**Extracted material**
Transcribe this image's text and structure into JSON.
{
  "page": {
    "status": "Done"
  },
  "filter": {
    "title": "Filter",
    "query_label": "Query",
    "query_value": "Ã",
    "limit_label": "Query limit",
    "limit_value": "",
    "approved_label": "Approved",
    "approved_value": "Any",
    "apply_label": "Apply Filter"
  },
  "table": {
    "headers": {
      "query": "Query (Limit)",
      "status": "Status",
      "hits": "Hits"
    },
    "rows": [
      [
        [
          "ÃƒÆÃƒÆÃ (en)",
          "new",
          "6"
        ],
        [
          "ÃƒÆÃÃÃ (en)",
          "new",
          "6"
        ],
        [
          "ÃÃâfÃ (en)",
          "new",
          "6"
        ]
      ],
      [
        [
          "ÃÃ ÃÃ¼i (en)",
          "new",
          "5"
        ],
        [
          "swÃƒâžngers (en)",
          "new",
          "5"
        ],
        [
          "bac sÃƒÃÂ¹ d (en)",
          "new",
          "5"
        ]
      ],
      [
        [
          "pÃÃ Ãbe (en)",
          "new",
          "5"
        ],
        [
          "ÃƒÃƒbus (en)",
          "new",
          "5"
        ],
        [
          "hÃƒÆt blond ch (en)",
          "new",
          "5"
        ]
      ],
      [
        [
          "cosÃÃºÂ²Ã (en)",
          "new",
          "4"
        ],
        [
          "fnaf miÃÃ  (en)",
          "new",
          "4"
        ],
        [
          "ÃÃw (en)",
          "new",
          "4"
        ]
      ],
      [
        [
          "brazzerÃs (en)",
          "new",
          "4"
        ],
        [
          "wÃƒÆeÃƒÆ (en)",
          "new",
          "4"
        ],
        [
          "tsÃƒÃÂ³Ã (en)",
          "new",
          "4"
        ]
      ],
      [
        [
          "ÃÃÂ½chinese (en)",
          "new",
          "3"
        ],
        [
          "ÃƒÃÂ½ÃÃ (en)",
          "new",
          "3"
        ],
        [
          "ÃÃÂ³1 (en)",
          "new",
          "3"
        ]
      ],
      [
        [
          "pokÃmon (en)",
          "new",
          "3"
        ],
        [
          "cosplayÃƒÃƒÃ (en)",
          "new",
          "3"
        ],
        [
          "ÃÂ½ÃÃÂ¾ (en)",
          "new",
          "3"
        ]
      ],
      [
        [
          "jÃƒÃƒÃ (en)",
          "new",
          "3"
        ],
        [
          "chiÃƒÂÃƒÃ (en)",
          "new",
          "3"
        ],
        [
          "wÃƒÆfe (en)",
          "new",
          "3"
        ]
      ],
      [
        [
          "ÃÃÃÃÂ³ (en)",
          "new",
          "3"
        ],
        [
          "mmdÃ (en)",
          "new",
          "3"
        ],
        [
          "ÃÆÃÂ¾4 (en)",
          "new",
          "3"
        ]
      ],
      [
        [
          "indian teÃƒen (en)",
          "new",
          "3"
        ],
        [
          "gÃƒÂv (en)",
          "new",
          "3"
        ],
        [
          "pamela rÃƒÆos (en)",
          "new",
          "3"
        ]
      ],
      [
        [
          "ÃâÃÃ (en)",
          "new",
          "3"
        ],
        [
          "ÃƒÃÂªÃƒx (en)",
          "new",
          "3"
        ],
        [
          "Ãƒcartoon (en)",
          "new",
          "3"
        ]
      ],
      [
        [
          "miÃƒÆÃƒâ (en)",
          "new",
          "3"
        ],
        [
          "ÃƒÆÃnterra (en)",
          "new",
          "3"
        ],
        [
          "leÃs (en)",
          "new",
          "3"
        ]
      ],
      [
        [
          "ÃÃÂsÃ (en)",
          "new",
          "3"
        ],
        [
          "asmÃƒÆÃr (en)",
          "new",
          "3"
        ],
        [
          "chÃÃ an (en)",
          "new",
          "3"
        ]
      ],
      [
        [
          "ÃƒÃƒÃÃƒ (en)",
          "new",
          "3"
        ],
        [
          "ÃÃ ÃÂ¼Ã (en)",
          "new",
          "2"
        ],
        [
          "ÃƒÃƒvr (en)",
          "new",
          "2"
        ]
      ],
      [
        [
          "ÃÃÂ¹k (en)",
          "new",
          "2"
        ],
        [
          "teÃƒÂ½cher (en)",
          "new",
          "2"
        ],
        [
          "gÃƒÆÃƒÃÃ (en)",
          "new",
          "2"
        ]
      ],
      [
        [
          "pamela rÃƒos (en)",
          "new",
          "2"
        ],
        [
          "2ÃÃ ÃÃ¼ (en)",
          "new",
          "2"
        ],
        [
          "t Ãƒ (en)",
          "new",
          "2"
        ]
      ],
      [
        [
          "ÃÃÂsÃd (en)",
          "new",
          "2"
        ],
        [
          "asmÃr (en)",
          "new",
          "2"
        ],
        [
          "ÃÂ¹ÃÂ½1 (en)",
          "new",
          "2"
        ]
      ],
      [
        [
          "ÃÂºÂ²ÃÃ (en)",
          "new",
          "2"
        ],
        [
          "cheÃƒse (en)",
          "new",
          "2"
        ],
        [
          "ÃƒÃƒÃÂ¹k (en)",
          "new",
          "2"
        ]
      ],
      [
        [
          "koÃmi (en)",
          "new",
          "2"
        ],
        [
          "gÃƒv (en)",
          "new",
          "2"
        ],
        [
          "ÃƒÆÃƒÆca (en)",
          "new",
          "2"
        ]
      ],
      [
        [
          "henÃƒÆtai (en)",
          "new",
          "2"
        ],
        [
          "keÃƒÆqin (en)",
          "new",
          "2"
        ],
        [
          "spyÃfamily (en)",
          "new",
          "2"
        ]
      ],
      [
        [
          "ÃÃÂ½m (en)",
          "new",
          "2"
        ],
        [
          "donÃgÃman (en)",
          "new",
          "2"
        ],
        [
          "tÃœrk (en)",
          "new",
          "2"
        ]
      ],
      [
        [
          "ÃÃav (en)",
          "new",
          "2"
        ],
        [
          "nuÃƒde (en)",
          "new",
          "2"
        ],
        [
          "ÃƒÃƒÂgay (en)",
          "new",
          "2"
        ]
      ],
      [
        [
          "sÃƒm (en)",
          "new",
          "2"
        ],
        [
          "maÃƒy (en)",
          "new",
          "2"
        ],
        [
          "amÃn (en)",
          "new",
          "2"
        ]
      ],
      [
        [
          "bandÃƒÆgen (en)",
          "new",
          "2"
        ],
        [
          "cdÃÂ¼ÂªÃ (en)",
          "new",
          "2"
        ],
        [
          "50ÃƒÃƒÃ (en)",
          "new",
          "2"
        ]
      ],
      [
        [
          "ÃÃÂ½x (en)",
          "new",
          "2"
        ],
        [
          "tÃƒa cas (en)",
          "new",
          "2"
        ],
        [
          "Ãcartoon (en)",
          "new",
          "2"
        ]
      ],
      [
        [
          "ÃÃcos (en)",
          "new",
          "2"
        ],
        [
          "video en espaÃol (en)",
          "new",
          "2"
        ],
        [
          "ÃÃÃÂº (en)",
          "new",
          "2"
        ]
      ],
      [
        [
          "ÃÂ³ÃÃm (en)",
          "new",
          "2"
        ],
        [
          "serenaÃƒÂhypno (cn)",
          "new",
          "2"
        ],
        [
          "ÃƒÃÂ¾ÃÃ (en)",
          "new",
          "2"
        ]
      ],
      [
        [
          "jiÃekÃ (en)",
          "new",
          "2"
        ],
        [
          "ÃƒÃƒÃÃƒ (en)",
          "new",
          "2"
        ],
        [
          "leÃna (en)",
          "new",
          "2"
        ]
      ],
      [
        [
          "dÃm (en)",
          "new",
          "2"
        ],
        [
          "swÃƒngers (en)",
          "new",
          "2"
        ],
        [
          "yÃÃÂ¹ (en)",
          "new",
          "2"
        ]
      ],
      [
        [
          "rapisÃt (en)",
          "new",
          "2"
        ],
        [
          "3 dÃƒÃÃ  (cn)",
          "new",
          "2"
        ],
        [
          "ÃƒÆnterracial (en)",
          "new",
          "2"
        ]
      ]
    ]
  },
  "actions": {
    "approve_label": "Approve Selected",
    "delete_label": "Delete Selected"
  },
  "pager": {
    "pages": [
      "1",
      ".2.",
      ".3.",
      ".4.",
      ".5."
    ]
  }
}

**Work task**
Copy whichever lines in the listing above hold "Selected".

**Solution for this exercise**
    "approve_label": "Approve Selected",
    "delete_label": "Delete Selected"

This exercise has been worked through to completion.